[[ Task material, beginning ]]

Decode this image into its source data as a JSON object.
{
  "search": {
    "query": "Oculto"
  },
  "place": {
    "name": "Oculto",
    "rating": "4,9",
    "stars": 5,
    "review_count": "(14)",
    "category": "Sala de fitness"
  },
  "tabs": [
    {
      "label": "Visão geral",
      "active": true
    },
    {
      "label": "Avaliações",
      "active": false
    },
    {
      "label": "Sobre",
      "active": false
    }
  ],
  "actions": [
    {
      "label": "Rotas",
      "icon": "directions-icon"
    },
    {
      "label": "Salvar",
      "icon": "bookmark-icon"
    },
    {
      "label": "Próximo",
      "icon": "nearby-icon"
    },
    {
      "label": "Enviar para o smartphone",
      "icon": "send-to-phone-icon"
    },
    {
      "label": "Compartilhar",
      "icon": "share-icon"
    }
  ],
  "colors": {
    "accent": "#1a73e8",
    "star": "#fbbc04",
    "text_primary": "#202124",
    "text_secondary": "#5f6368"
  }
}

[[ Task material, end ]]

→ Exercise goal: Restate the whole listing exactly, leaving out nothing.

→ Task solution:
Decode this image into its source data as a JSON object.
{
  "search": {
    "query": "Oculto"
  },
  "place": {
    "name": "Oculto",
    "rating": "4,9",
    "stars": 5,
    "review_count": "(14)",
    "category": "Sala de fitness"
  },
  "tabs": [
    {
      "label": "Visão geral",
      "active": true
    },
    {
      "label": "Avaliações",
      "active": false
    },
    {
      "label": "Sobre",
      "active": false
    }
  ],
  "actions": [
    {
      "label": "Rotas",
      "icon": "directions-icon"
    },
    {
      "label": "Salvar",
      "icon": "bookmark-icon"
    },
    {
      "label": "Próximo",
      "icon": "nearby-icon"
    },
    {
      "label": "Enviar para o smartphone",
      "icon": "send-to-phone-icon"
    },
    {
      "label": "Compartilhar",
      "icon": "share-icon"
    }
  ],
  "colors": {
    "accent": "#1a73e8",
    "star": "#fbbc04",
    "text_primary": "#202124",
    "text_secondary": "#5f6368"
  }
}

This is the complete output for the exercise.